Like many parts of the country, traditional manufacturing has evolved into making products with advanced “next-gen” technologies and our region is seizing the moment. Downtown Rochester is being rebuilt before our eyes into a new Downtown Innovation Zone with over 175 creative-class companies, led by an explosion of software and IT companies like Datto and LiveTiles, and a more than $200 million combined investment to expand the nationally-recognized Strong Museum of Play and to “ROC the Riverway,” where 13 initial projects will reimagine public access to the Genesee River waterfront. Eastman Business Park is becoming a leading industrial park once again, now with 110 tenant companies and more than 6,600 employees thanks to expansions at places like ON Semiconductor, DuPont, and enhancements to old Kodak film technologies that are now leveraged to make new battery and energy storage products. We are also continuing to build out the STAMP industrial mega-site in Genesee County and facilitated expansion of IEC Electronics in Wayne County, among many others.
Entrepreneurship and innovation were the essential ingredients in our proud history and remain pivotal for a successful future.
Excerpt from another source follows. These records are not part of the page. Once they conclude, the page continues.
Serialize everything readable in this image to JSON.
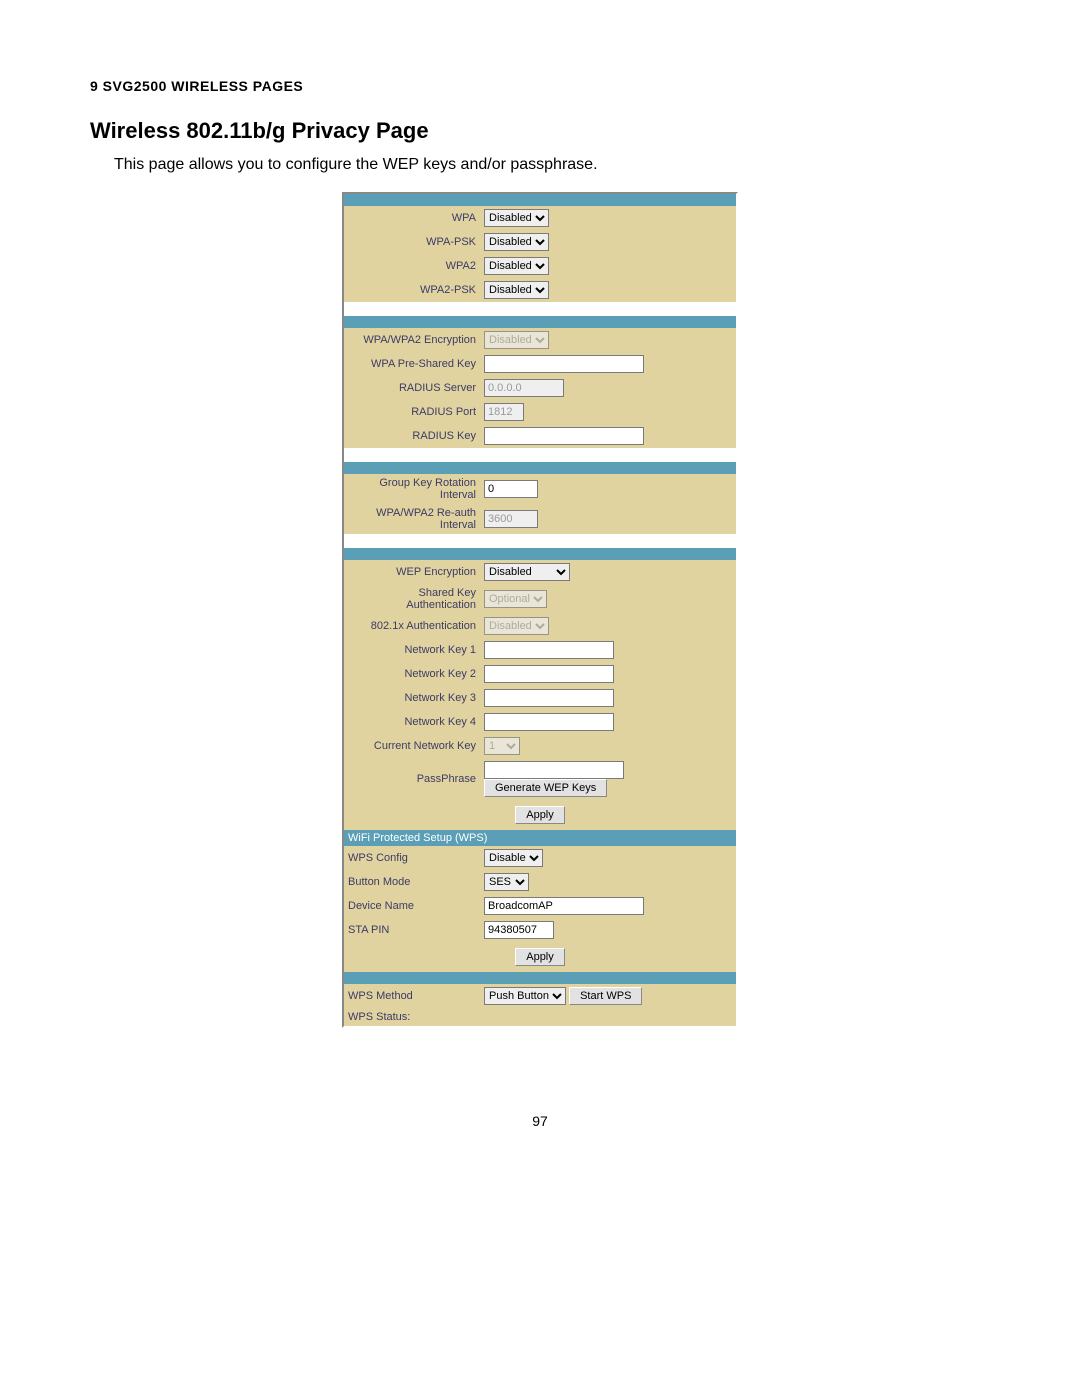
{
  "section_heading": "9 SVG2500 WIRELESS PAGES",
  "page_title": "Wireless 802.11b/g Privacy Page",
  "intro": "This page allows you to configure the WEP keys and/or passphrase.",
  "page_number": "97",
  "labels": {
    "wpa": "WPA",
    "wpa_psk": "WPA-PSK",
    "wpa2": "WPA2",
    "wpa2_psk": "WPA2-PSK",
    "wpa_enc": "WPA/WPA2 Encryption",
    "wpa_preshared": "WPA Pre-Shared Key",
    "radius_server": "RADIUS Server",
    "radius_port": "RADIUS Port",
    "radius_key": "RADIUS Key",
    "group_key_rot": "Group Key Rotation Interval",
    "reauth": "WPA/WPA2 Re-auth Interval",
    "wep_enc": "WEP Encryption",
    "shared_key_auth": "Shared Key Authentication",
    "dot1x_auth": "802.1x Authentication",
    "net_key1": "Network Key 1",
    "net_key2": "Network Key 2",
    "net_key3": "Network Key 3",
    "net_key4": "Network Key 4",
    "current_key": "Current Network Key",
    "passphrase": "PassPhrase",
    "wps_header": "WiFi Protected Setup (WPS)",
    "wps_config": "WPS Config",
    "button_mode": "Button Mode",
    "device_name": "Device Name",
    "sta_pin": "STA PIN",
    "wps_method": "WPS Method",
    "wps_status": "WPS Status:"
  },
  "values": {
    "wpa": "Disabled",
    "wpa_psk": "Disabled",
    "wpa2": "Disabled",
    "wpa2_psk": "Disabled",
    "wpa_enc": "Disabled",
    "wpa_preshared": "",
    "radius_server": "0.0.0.0",
    "radius_port": "1812",
    "radius_key": "",
    "group_key_rot": "0",
    "reauth": "3600",
    "wep_enc": "Disabled",
    "shared_key_auth": "Optional",
    "dot1x_auth": "Disabled",
    "net_key1": "",
    "net_key2": "",
    "net_key3": "",
    "net_key4": "",
    "current_key": "1",
    "passphrase": "",
    "wps_config": "Disable",
    "button_mode": "SES",
    "device_name": "BroadcomAP",
    "sta_pin": "94380507",
    "wps_method": "Push Button",
    "wps_status": ""
  },
  "buttons": {
    "gen_wep": "Generate WEP Keys",
    "apply": "Apply",
    "start_wps": "Start WPS"
  }
}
Today, we have an outstanding network of organizations dedicated to guiding startups and commercializing innovations, particularly from our world-class higher education institutions. But access to capital for companies that want to remain in Rochester has proven elusive, which is why the URI was used to create a new early-venture fund with Excell Partners and two new business competition/accelerator programs: Luminate NY for OPI companies based out of NextCorps in the renovated Sibley Building, and Grow NY for ag and food innovations to be run by Cornell for all of upstate, leveraging their facilities in Ithaca and Geneva.
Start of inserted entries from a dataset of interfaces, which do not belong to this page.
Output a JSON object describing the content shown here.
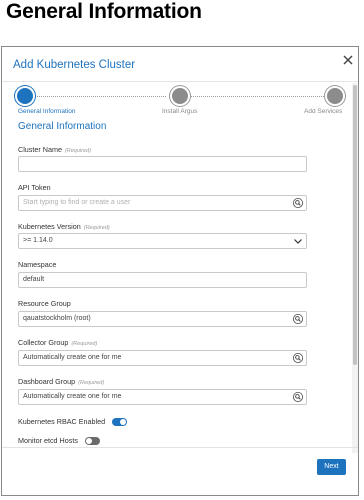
{
  "page": {
    "heading": "General Information"
  },
  "modal": {
    "title": "Add Kubernetes Cluster",
    "section_title": "General Information",
    "steps": [
      {
        "label": "General Information",
        "state": "active"
      },
      {
        "label": "Install Argus",
        "state": "pending"
      },
      {
        "label": "Add Services",
        "state": "pending"
      }
    ],
    "required_tag": "(Required)",
    "fields": {
      "cluster_name": {
        "label": "Cluster Name",
        "value": ""
      },
      "api_token": {
        "label": "API Token",
        "placeholder": "Start typing to find or create a user"
      },
      "kubernetes_version": {
        "label": "Kubernetes Version",
        "value": ">= 1.14.0"
      },
      "namespace": {
        "label": "Namespace",
        "value": "default"
      },
      "resource_group": {
        "label": "Resource Group",
        "value": "qauatstockholm (root)"
      },
      "collector_group": {
        "label": "Collector Group",
        "value": "Automatically create one for me"
      },
      "dashboard_group": {
        "label": "Dashboard Group",
        "value": "Automatically create one for me"
      }
    },
    "toggles": {
      "rbac": {
        "label": "Kubernetes RBAC Enabled",
        "state": "on"
      },
      "etcd": {
        "label": "Monitor etcd Hosts",
        "state": "off"
      }
    },
    "next_label": "Next"
  },
  "colors": {
    "accent": "#1e73be",
    "step_pending": "#8c8c8c"
  },
  "icons": {
    "close": "close-icon",
    "search": "search-icon",
    "chevron": "chevron-down-icon"
  }
}
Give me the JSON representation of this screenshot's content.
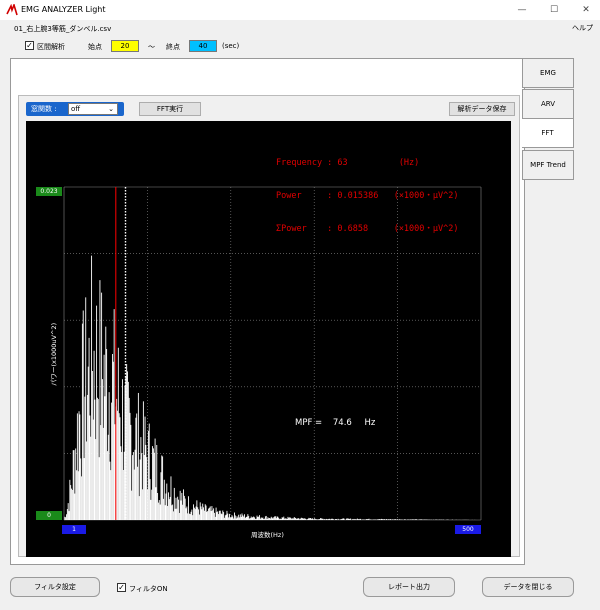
{
  "window": {
    "title": "EMG ANALYZER Light",
    "minimize_symbol": "—",
    "maximize_symbol": "☐",
    "close_symbol": "✕"
  },
  "file_name": "01_右上腕3等筋_ダンベル.csv",
  "help_label": "ヘルプ",
  "interval": {
    "checkbox_label": "区間解析",
    "checked": true,
    "start_label": "始点",
    "start_value": "20",
    "tilde": "〜",
    "end_label": "終点",
    "end_value": "40",
    "unit": "(sec)",
    "start_color": "#ffff00",
    "end_color": "#00c0ff"
  },
  "tabs": [
    {
      "label": "EMG",
      "active": false
    },
    {
      "label": "ARV",
      "active": false
    },
    {
      "label": "FFT",
      "active": true
    },
    {
      "label": "MPF Trend",
      "active": false
    }
  ],
  "toolbar": {
    "window_fn_label": "窓関数 :",
    "window_fn_value": "off",
    "fft_button": "FFT実行",
    "save_button": "解析データ保存"
  },
  "info_lines": [
    "Frequency : 63          (Hz)",
    "Power     : 0.015386   (×1000・μV^2)",
    "ΣPower    : 0.6858     (×1000・μV^2)"
  ],
  "mpf": {
    "label": "MPF =",
    "value": "74.6",
    "unit": "Hz"
  },
  "chart_data": {
    "type": "bar",
    "ylabel": "パワー(x1000uV^2)",
    "xlabel": "周波数(Hz)",
    "ymax_label": "0.023",
    "ymin_label": "0",
    "xmin_label": "1",
    "xmax_label": "500",
    "xlim": [
      1,
      500
    ],
    "ylim": [
      0,
      0.023
    ],
    "cursor_red_hz": 63,
    "cursor_dotted_hz": 74.6,
    "envelope": [
      [
        1,
        0.0
      ],
      [
        5,
        0.001
      ],
      [
        10,
        0.003
      ],
      [
        15,
        0.006
      ],
      [
        20,
        0.009
      ],
      [
        25,
        0.011
      ],
      [
        30,
        0.012
      ],
      [
        35,
        0.0135
      ],
      [
        40,
        0.013
      ],
      [
        45,
        0.0125
      ],
      [
        50,
        0.012
      ],
      [
        55,
        0.0115
      ],
      [
        60,
        0.011
      ],
      [
        65,
        0.01
      ],
      [
        70,
        0.009
      ],
      [
        75,
        0.008
      ],
      [
        80,
        0.0075
      ],
      [
        90,
        0.0065
      ],
      [
        100,
        0.0055
      ],
      [
        110,
        0.0045
      ],
      [
        120,
        0.0035
      ],
      [
        130,
        0.0025
      ],
      [
        140,
        0.0018
      ],
      [
        150,
        0.0013
      ],
      [
        170,
        0.0008
      ],
      [
        200,
        0.0004
      ],
      [
        250,
        0.0002
      ],
      [
        300,
        0.0001
      ],
      [
        400,
        5e-05
      ],
      [
        500,
        0.0
      ]
    ],
    "colors": {
      "bars": "#ffffff",
      "cursor": "#ff0000",
      "grid": "#888888"
    }
  },
  "bottom": {
    "filter_settings": "フィルタ設定",
    "filter_on_label": "フィルタON",
    "filter_on_checked": true,
    "report_button": "レポート出力",
    "close_data_button": "データを閉じる"
  }
}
There are 19 higher education institutions in our region, including the major research universities that fuel our economy, Rochester Institute of Technology and University of Rochester. URI funding is being used at each for a large-scale public-private partnership. RIT is host of the Manufacturing USA institute called REMADE, which develops sustainable manufacturing that reduces energy consumption in industrial processes. And UR is tapping into “big data” with the creation of the Goergen Institute of Data Science to house the New York State Center of Excellence in Data Science and a new Data Science Consortium with industry partners like Harris, where together they work on cutting-edge techniques to problems like analyzing billions of images for security and commercial applications.
The FLREDC recognizes everyone has a role to play in reducing the unacceptable levels of poverty in our community. Through the Pathways to Prosperity strategy, and in partnership with the Rochester-Monroe Anti-Poverty Initiative, URI funding has been committed for everything from adult skills training to early childhood interventions that provide dual-generational approaches to workforce development. This includes projects with Monroe Community College, adult and youth mentoring pilot programs, a new initiative to integrate systems used by health, education and social service providers, a new community development fund to focus on the city of Rochester’s commercial corridors, and a unique grant incentive for employers that hire people impacted by poverty and give them a better change at self-sufficiency.
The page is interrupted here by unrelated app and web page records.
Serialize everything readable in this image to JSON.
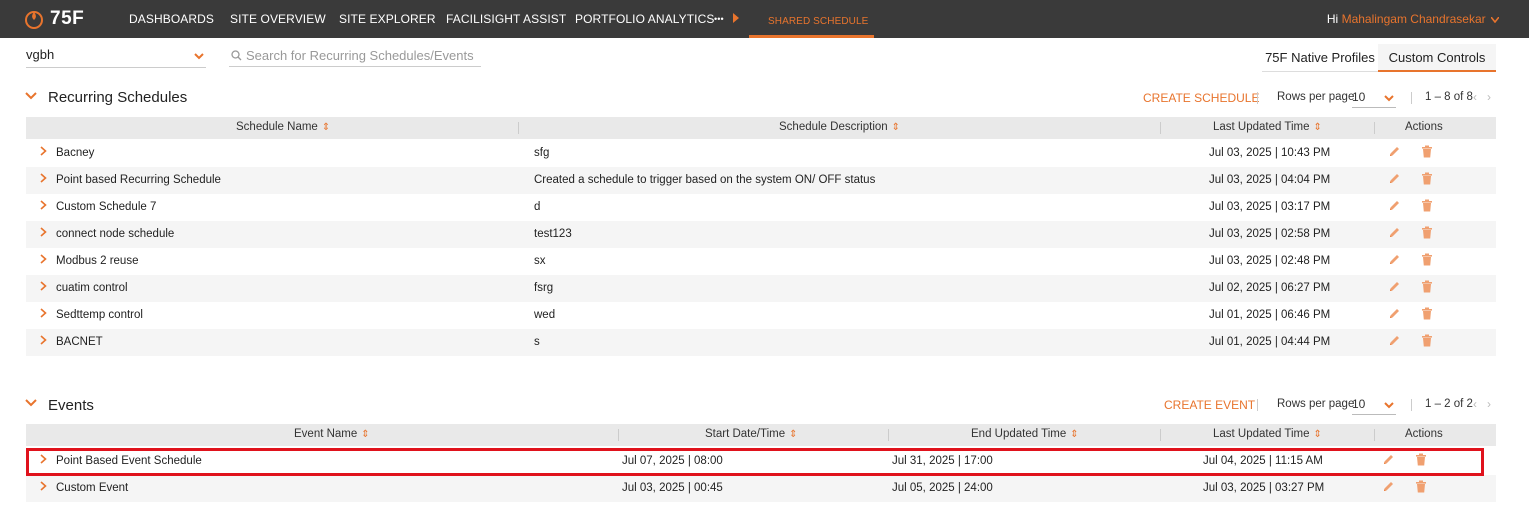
{
  "topbar": {
    "logo_text": "75F",
    "nav": [
      "DASHBOARDS",
      "SITE OVERVIEW",
      "SITE EXPLORER",
      "FACILISIGHT ASSIST",
      "PORTFOLIO ANALYTICS"
    ],
    "more": "•••",
    "active_tab": "SHARED SCHEDULE",
    "greeting": "Hi",
    "user_name": "Mahalingam Chandrasekar"
  },
  "filters": {
    "site": "vgbh",
    "search_placeholder": "Search for Recurring Schedules/Events"
  },
  "toggle": {
    "native": "75F Native Profiles",
    "custom": "Custom Controls"
  },
  "recurring": {
    "title": "Recurring Schedules",
    "create": "CREATE SCHEDULE",
    "rows_per_page_label": "Rows per page",
    "rows_per_page": "10",
    "range": "1 – 8 of 8",
    "columns": [
      "Schedule Name",
      "Schedule Description",
      "Last Updated Time",
      "Actions"
    ],
    "rows": [
      {
        "name": "Bacney",
        "desc": "sfg",
        "updated": "Jul 03, 2025 | 10:43 PM"
      },
      {
        "name": "Point based Recurring Schedule",
        "desc": "Created a schedule to trigger based on the system ON/ OFF status",
        "updated": "Jul 03, 2025 | 04:04 PM"
      },
      {
        "name": "Custom Schedule 7",
        "desc": "d",
        "updated": "Jul 03, 2025 | 03:17 PM"
      },
      {
        "name": "connect node schedule",
        "desc": "test123",
        "updated": "Jul 03, 2025 | 02:58 PM"
      },
      {
        "name": "Modbus 2 reuse",
        "desc": "sx",
        "updated": "Jul 03, 2025 | 02:48 PM"
      },
      {
        "name": "cuatim control",
        "desc": "fsrg",
        "updated": "Jul 02, 2025 | 06:27 PM"
      },
      {
        "name": "Sedttemp control",
        "desc": "wed",
        "updated": "Jul 01, 2025 | 06:46 PM"
      },
      {
        "name": "BACNET",
        "desc": "s",
        "updated": "Jul 01, 2025 | 04:44 PM"
      }
    ]
  },
  "events": {
    "title": "Events",
    "create": "CREATE EVENT",
    "rows_per_page_label": "Rows per page",
    "rows_per_page": "10",
    "range": "1 – 2 of 2",
    "columns": [
      "Event Name",
      "Start Date/Time",
      "End Updated Time",
      "Last Updated Time",
      "Actions"
    ],
    "rows": [
      {
        "name": "Point Based Event Schedule",
        "start": "Jul 07, 2025 | 08:00",
        "end": "Jul 31, 2025 | 17:00",
        "updated": "Jul 04, 2025 | 11:15 AM"
      },
      {
        "name": "Custom Event",
        "start": "Jul 03, 2025 | 00:45",
        "end": "Jul 05, 2025 | 24:00",
        "updated": "Jul 03, 2025 | 03:27 PM"
      }
    ]
  },
  "colors": {
    "accent": "#e8742d",
    "topbar": "#3a3a3a",
    "highlight": "#e0121c"
  },
  "icons": {
    "edit": "pencil-icon",
    "delete": "trash-icon",
    "expand": "chevron-right-icon"
  }
}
In addition to the $500 million, these URI projects also benefited from another $130 million in state incentives, primarily from the Excelsior Jobs Tax Credit program. And that’s on top of the $656 million from New York State that has been awarded to 856 projects over the last eight years through the FLREDC’s annual Consolidated Funding Application rounds. All told, from 2011 to 2018 the state has invested an astounding $6.2 billion into the Finger Lakes regional economy as part of the governor’s commitment to upstate revitalization.
But the Finger Lakes Forward story is about much more than money. It’s a shared vision of what our economic future will look like and the steps we are taking together to make it happen.
Now that so many funding commitments have been made to so many important projects, it’s all about execution. A recent survey of URI project sponsors reported the majority of these projects had yet to even begin. That means most of these performance-based URI grants have not yet been disbursed and our region is just starting to see the positive economic impacts that will accompany these business expansions.
In the coming months and years, the state will continue helping to make projects successful around our region. And the FLREDC will be creating an improved public dashboard to track progress towards our strategic goals of creating jobs, driving private investment, creating wealth and reducing poverty.
We know much work remains to overcome the challenges of being in the middle of a transformation to a knowledge-based economy. But with a smart plan, innovative companies, and a commitment from New York State, we have built momentum and will keep moving forward to a brighter future.
Vincent Esposito is a vice president with Empire State Development and serves as the executive director of the Finger Lakes Regional Economic Development Council.